login_duo command or the pam_duo module to add Duo authentication. There is an alternate integration in which the Duo library is added to the SSH daemon itself using a patch for OpenSSH supplied by Duo. If you compiled Duo Unix please refer to the above instructions to upgrade. If you patched your SSH daemon you should pull the latest version of libduo from github and recompiled sshd.
You are using Duo Unix if the login_duo command appears in your sshd_config or your users' authorized_keys files or if the string
pam_duo appears in /etc/pam.d. You can check for pam_duo by running the command
grep pam_duo /etc/pam.d/*
You are using the native SSH integration if the string libduo appears in your sshd binary. You can check for this by running the command
grep libduo /path/to/sshd
Note: It is possible to have both Duo Unix and the native SSH integration installed on the same server.
The CA certificate list is compiled into libduo. You can check for the presence of the new certificates that shipped with version 2.1.0 and higher with grep.
grep 'H2sMNgcWfzd8qVttevESRmCD1ycEvkvOl77DZypoEd+A5wwzZr8TDRRu838fYxAe' /path/to/sshd
If the output is "Binary file /path/to/sshd matches" then the new certificates are present. If not, you will need to re-compile libduo.
The CA certificate list is compiled into libduo. To update it:
Duo Web and Duo Web SDK do not need to be updated at this time!
The Duo-provided code in Java, Ruby, Perl, and C# is not affected. If you implemented your own code for connecting to the Duo service and did not do CA pinning, you are also not affected.
If you installed duo_client_python from github as a library, the following will print out the version number:
python -c 'import duo_client ; print getattr(duo_client, "__version__")'
If this version number is 2.0, then please upgrade to the latest version from github. If you are using an earlier version or if the version number is "None" then the library API has changed. You will need to either port your code to the new version or copy in the new ca_certs.pem from https://github.com/duosecurity/duo_client_python/blob/master/duo_client/ca_certs.pem
If you're using the Duo-supplied Python code for calling Duo APIs (available at https://github.com/duosecurity/duo_client_python), please upgrade to version 2.1 or higher.

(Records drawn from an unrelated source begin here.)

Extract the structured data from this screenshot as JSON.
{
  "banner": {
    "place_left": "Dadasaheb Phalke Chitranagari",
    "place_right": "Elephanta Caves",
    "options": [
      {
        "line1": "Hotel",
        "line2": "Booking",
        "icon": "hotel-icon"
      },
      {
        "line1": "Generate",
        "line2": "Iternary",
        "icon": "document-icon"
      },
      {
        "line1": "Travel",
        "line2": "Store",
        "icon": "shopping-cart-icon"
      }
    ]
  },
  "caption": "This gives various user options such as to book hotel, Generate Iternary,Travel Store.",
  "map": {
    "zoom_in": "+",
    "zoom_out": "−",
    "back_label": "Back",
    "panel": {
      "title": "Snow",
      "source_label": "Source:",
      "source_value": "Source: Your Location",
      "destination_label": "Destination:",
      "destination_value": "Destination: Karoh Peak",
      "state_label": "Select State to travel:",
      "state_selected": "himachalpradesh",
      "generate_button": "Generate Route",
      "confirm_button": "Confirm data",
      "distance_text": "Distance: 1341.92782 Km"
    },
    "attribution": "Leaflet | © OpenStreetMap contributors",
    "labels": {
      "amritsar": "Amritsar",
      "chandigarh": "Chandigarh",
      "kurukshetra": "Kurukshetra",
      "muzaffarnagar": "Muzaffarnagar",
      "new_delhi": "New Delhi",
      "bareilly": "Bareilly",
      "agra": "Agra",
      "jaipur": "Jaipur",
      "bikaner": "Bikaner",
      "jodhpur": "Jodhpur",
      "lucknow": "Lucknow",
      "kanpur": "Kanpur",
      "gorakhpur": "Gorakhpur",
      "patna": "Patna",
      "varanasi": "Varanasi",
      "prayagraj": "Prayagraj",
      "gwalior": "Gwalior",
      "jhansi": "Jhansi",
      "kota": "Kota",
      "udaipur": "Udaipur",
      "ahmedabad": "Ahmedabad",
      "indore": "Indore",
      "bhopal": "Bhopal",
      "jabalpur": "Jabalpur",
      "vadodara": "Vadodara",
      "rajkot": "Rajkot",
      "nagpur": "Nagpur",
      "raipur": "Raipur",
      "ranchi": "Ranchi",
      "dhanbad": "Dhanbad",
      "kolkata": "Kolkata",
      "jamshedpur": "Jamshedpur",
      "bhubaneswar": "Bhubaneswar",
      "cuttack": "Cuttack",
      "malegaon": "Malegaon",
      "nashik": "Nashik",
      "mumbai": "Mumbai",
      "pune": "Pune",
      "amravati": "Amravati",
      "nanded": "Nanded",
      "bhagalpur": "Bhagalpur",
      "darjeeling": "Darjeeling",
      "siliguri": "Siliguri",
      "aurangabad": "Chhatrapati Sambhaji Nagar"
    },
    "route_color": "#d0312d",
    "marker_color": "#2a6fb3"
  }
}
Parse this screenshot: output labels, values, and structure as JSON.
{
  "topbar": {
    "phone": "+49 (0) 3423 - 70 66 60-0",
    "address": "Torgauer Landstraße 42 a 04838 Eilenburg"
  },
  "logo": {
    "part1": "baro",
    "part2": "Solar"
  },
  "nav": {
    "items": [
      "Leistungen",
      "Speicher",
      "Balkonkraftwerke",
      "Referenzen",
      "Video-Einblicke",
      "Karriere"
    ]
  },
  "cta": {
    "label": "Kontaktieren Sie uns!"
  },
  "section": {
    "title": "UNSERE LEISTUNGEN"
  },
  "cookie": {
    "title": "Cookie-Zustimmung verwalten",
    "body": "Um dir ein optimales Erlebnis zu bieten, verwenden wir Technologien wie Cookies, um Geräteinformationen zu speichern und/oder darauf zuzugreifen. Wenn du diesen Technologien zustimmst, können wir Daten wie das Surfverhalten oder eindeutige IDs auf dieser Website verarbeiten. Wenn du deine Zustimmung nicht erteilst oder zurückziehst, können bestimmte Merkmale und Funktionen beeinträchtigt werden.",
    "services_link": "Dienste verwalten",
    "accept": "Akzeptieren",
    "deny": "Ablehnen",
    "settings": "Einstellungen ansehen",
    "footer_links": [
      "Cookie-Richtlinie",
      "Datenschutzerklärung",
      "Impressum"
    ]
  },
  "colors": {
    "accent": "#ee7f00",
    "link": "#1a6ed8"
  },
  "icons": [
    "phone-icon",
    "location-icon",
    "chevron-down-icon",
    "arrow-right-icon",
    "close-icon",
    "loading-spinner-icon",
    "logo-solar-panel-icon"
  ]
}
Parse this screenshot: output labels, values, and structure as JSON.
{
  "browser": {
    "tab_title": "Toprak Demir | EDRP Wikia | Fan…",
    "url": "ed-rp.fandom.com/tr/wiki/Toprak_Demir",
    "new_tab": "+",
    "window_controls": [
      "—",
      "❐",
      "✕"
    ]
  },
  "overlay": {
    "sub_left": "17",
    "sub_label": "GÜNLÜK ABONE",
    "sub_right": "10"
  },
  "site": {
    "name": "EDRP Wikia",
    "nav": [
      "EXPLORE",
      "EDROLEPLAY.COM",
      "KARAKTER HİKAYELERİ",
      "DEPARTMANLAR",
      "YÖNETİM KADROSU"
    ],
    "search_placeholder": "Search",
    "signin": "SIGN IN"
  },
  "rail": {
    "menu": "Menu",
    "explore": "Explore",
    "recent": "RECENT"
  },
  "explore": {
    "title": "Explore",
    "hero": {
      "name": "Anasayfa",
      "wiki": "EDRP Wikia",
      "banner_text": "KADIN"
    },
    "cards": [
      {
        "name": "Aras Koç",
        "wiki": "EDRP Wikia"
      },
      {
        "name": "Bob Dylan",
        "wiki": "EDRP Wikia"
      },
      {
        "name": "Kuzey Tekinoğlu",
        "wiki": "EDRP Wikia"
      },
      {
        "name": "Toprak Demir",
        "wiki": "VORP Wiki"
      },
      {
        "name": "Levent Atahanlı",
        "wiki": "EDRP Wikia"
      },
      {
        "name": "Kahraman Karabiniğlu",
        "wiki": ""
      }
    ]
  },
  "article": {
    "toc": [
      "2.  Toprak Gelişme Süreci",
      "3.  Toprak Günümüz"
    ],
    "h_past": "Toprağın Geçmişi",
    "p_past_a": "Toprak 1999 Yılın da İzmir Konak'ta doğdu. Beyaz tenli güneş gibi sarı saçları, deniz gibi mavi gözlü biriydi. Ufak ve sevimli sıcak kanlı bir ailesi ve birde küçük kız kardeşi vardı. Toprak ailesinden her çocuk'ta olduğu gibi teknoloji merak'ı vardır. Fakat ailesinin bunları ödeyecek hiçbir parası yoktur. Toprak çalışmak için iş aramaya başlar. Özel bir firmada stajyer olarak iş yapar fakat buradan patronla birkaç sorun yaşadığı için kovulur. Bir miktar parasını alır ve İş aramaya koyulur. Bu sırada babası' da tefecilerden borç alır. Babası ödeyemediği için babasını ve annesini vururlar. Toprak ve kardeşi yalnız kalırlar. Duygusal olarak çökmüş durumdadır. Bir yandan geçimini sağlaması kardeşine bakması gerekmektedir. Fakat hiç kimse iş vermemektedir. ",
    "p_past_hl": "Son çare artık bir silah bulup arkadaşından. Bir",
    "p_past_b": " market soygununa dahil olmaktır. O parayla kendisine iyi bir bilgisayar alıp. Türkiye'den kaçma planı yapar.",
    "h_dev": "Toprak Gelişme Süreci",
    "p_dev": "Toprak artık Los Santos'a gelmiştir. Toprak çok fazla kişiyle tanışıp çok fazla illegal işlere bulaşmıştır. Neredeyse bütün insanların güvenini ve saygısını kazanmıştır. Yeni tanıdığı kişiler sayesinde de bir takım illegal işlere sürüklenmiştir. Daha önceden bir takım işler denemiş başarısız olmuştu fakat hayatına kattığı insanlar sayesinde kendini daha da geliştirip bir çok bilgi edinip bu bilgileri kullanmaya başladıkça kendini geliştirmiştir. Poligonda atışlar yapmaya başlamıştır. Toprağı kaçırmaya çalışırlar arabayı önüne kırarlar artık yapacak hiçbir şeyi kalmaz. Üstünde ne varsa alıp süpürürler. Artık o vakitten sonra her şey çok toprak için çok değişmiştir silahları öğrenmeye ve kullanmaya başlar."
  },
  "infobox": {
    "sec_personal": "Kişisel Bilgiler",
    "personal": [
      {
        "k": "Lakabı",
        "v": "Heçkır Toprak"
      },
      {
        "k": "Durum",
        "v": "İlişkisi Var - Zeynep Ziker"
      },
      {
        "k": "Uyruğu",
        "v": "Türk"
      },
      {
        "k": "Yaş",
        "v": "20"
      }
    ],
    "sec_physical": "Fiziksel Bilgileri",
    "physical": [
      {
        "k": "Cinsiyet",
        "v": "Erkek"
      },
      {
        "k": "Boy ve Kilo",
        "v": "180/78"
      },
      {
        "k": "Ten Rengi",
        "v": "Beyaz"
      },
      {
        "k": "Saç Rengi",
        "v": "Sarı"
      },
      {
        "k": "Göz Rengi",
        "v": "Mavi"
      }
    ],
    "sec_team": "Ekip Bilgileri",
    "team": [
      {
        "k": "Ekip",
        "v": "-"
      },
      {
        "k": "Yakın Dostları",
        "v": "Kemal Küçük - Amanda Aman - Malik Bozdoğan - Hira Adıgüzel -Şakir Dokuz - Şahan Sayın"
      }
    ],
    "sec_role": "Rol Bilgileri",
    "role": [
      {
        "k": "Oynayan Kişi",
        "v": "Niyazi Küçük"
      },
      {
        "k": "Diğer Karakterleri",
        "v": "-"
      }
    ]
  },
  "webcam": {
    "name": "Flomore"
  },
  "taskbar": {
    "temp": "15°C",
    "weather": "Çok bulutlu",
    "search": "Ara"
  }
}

Depending on how you installed the example code or imported it into your product, you may also be able to copy the current ca_certs.pem file found at https://github.com/duosecurity/duo_client_python/blob/master/duo_client/ca_certs.pem into an older version.
Duo uses CA pinning to harden our integrations against attackers who may try to intercept communications between your applications and our service. "Pinning" means these integrations come with a minimal, built-in list of root certificate authorities who are the only CAs that will ever issue a SSL certificate to Duo. This significantly reduces the possibility of an attacker obtaining a fraudulent certificate to intercept communications.
No. Duo never provided any application software that included versions of OpenSSL vulnerable to the Heartbleed Bug. However, if your operating system or other software includes a copy of OpenSSL, we recommend you ensure it is up-to-date.
Duo’s cloud service was fully patched and protected against Heartbleed within hours of the vulnerability being publicly disclosed.